- Opening Delimiter -

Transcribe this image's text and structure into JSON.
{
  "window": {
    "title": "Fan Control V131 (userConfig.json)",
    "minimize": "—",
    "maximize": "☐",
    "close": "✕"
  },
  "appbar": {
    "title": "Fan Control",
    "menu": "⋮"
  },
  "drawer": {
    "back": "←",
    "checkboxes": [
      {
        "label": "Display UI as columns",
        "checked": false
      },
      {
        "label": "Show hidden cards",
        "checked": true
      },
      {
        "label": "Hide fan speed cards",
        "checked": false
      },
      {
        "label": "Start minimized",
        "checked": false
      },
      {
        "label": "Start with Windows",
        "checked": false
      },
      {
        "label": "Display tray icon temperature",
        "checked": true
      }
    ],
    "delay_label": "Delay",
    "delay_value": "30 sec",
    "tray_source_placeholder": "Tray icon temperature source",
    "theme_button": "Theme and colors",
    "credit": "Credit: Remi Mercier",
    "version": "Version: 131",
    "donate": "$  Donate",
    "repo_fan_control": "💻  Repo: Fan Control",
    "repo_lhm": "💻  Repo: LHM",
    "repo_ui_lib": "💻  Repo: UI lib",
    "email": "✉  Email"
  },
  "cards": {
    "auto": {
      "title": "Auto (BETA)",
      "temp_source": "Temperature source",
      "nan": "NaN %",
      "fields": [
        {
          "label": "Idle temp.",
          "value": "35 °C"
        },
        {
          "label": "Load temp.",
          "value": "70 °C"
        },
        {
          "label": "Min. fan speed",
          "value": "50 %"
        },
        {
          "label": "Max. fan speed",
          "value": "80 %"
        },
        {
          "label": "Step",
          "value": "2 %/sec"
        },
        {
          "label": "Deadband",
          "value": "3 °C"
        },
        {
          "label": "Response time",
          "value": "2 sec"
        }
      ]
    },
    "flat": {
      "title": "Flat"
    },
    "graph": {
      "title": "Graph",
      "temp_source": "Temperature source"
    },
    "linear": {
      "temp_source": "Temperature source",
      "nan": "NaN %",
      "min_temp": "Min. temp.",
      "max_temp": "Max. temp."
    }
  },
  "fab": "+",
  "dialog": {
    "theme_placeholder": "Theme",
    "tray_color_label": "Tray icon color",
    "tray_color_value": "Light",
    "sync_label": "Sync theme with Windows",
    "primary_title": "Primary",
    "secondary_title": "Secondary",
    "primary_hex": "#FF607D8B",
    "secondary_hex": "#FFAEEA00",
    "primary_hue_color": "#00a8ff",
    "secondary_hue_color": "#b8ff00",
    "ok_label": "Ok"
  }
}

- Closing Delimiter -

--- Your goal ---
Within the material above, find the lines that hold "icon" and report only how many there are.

--- Task result ---
3